For each seasonal exhibit, large poetry placards are spaced along garden walks with accompanying audio tours featuring the poets (for the Frida Kahlo exhibit, Octavio Paz; for the Train Show: Billy Collins) reading their works. It’s all part of the Poetry Society of America’s crusade to bring poetry into the lives of Americans at every opportunity. If you’ve been on a New York subway recently, you may have bumped up against a poet reciting his or her poetry or viewed a poem taking the place of an insurance ad. What better uplift do you need to extend your life and happiness than a poem that allows you to perceive images of the world beautifully expressed in a new way?
Last year when my cousin and I attended Billy Collins’s reading at the NYBG Holiday Train Show, she frankly admitted to Collins that she had always hated poetry because she never understood it. She told him that his poems were the first she enjoyed listening to and that he opened up a doorway for her into the world of poetry. As a former nerdy English teacher who taught literature and poetry, I have a sardonic and jaded attitude towards free verse poets, preferring the art of archaic sonnet writing or the rhymes of Frost, Dickinson, Milton, Yeats, Coleridge and the Romantic poets (Wordsworth, Keats, etc). But with Collins my nose is turned to the treasures of the earth, appreciating his word gems that shine unique images of everyday wisdom that move me along to a state of meditative repose. I really enjoy his turns of phrase, profound concepts expressed with spare, haunting phrasing, and stark metaphors.
And Collins is a funny guy. He has learned the fine art of droll, ironic entertainment and the spontaneity of quipping and commenting between understated readings of his free verse poems. If practice makes for perfection, Collins revealed he’s practiced plenty. His reading of poems on wintry subjects was measured perfection if not a completely ironic repast in this most warm of pre-seasonal winters leading up to December 21, the date the Winter Solstice occurs in New York City. Reading poems like “Snow Day,” “Shoveling Show With Buddha,” and “Winter,” Collins lightly referred to the unusual “appropriateness” of the poems given Saturday’s spring temperatures. However, the themes and images in those he read transcended the cold and wintry aspect and reached toward the irrevocable in each of our inner, whispered thoughts and feelings that Collins seems to so effortlessly express.

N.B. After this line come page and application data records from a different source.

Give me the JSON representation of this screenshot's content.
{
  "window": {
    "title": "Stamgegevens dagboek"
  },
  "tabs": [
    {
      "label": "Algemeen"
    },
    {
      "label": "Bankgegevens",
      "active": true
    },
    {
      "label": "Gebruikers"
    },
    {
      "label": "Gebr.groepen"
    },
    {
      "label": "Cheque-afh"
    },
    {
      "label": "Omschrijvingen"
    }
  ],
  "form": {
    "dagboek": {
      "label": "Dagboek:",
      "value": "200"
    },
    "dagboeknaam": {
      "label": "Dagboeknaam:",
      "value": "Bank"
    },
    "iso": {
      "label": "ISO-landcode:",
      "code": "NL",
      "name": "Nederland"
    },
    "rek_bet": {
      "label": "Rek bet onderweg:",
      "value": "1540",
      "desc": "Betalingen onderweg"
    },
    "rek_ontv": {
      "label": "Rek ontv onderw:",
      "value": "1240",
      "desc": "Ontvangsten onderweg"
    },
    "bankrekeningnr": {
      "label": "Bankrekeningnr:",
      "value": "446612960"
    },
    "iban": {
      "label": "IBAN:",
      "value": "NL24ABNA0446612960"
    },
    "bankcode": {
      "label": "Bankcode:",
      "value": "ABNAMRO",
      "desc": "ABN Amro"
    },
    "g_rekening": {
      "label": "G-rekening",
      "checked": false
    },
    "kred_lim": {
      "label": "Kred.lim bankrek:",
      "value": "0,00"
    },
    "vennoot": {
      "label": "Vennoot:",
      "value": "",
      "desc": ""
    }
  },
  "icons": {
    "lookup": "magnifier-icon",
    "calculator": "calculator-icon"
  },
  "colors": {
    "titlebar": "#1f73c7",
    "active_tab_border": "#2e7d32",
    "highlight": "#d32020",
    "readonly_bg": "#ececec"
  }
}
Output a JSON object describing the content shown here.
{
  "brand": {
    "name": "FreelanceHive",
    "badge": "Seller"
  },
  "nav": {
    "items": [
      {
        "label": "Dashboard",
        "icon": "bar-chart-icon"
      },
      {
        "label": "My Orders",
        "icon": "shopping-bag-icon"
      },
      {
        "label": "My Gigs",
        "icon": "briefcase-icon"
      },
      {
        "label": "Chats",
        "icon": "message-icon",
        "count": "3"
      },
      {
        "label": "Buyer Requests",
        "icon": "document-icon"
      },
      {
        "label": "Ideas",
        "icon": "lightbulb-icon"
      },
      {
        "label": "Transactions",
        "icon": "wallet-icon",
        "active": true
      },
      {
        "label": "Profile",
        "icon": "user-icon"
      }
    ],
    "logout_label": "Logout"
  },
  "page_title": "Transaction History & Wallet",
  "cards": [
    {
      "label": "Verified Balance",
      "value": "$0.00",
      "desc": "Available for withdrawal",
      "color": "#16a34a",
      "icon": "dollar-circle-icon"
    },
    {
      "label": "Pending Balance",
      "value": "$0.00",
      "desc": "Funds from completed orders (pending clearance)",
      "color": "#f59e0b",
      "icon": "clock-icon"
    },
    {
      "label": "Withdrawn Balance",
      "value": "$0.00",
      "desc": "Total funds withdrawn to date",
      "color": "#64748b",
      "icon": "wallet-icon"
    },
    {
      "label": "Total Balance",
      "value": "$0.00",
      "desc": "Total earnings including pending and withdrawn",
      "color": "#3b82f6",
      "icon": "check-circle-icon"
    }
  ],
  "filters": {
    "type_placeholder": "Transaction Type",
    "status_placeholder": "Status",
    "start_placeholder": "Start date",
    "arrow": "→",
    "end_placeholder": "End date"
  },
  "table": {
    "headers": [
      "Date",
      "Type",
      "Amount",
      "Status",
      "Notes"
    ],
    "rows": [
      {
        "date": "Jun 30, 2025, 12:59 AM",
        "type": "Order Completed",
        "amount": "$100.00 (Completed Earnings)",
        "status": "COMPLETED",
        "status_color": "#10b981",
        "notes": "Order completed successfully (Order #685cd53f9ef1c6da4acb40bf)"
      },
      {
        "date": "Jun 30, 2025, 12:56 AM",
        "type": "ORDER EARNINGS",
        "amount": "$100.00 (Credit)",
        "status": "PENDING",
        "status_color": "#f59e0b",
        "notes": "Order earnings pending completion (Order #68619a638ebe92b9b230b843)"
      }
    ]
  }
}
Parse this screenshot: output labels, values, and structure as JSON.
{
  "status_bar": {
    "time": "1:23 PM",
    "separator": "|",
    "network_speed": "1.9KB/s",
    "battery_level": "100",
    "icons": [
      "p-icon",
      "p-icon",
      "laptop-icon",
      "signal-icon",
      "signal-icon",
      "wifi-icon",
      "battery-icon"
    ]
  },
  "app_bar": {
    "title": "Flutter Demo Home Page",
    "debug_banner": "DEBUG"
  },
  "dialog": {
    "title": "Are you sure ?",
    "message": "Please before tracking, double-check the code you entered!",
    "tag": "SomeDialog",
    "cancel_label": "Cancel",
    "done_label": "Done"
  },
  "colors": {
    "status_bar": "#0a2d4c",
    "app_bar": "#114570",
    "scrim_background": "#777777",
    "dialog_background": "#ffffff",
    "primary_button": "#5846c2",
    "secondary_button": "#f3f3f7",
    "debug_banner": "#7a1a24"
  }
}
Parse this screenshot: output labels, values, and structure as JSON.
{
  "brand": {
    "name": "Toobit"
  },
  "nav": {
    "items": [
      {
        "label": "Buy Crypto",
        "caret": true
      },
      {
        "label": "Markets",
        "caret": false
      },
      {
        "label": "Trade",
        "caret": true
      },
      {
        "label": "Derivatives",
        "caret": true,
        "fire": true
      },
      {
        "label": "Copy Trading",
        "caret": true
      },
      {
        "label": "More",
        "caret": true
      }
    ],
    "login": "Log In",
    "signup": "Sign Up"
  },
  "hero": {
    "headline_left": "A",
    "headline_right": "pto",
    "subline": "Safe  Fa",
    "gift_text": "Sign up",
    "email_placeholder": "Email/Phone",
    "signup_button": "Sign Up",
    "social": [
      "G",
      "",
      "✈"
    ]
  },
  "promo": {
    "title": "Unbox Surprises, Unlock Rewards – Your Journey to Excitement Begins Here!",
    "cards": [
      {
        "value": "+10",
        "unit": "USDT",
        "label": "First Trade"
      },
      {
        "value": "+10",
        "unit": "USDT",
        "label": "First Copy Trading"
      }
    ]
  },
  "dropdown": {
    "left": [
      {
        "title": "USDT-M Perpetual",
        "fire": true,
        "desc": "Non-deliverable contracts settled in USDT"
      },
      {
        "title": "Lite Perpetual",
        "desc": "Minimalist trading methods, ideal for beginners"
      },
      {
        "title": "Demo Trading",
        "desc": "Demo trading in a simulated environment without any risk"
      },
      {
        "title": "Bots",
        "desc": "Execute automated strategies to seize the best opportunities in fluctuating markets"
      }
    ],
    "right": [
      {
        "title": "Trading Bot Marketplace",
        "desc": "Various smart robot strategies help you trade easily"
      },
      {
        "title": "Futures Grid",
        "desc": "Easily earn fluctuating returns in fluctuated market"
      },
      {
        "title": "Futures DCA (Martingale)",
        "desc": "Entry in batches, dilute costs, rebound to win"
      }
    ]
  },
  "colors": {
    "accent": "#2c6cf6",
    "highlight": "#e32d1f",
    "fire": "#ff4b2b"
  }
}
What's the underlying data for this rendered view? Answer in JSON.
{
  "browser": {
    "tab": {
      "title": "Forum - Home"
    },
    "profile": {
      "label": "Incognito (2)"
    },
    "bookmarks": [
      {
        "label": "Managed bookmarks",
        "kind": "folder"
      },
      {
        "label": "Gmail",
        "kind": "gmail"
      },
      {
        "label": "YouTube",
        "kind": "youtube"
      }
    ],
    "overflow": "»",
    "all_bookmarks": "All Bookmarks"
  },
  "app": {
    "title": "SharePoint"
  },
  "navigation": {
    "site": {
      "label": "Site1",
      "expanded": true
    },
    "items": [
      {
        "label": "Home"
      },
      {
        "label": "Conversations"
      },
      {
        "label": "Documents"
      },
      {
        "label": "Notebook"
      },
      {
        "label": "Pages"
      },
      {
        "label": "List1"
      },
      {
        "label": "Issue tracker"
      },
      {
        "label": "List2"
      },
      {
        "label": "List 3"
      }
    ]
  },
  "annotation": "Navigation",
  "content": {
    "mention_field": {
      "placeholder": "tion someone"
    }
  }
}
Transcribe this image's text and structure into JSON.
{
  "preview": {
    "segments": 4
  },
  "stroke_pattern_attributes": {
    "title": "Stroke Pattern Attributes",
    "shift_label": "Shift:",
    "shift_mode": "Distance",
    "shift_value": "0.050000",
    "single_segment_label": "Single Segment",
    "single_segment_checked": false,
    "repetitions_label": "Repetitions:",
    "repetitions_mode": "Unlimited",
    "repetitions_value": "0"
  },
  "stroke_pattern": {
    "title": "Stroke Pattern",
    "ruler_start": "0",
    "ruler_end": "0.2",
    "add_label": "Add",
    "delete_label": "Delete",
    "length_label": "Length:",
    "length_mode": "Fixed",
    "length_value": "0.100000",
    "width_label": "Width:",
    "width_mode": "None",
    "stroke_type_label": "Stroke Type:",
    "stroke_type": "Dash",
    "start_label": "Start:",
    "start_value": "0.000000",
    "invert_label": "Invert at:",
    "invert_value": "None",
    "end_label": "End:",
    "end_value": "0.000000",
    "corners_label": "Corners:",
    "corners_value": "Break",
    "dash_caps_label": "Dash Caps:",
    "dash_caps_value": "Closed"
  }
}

Collins gave a nod to Emily Dickinson, Walt Whitman and the Holiday Train Show and read two of the 19th-century poets’ train poems. I found myself drifting and only became relocated when Collins ventured back to his own crisp, dense phrases in wonderful poems like “Adage” and “Genius.” “Adage,” which deals with our use of clichés and commonplace maxims in a fitting exercise of defining what love (often reduced to cliché) is, begins:
When it’s late at night and branches
Are banging against the windows,
you might think that love is just a matter
of leaping out of the frying pan of yourself
into the fire of someone else…
When the poet read the phrase “frying pan of yourself/into the fire…” a young child in the audience gave a magnificent whoop. It was the perfect sound effect to punctuate the hot metaphor. After a shocked one-second pause during which poet and audience registered the profound and humorous significance together, gales of laughter broke out. Relationships at their best or worst can be hot flames, but only a young, vibrant child born of such fiery love and thrilled with his gift of life could remind us of that with such unintentional and irrepressible enthusiasm.
The spirit certainly got ahold of that boy-child at an amazing moment and the joy we all felt at his perfectly timed exclamation point is the kind of stuff, I imagine, that follows Billy Collins around as what you might call random non-coincidences. Poetry that flows from the unexpected into the continually surprising is vintage Collins. His reading of select poetry on December 12 at the NYBG Train Show was emblematic of the wit and grace that have earned him the handle “the most popular poet in America.”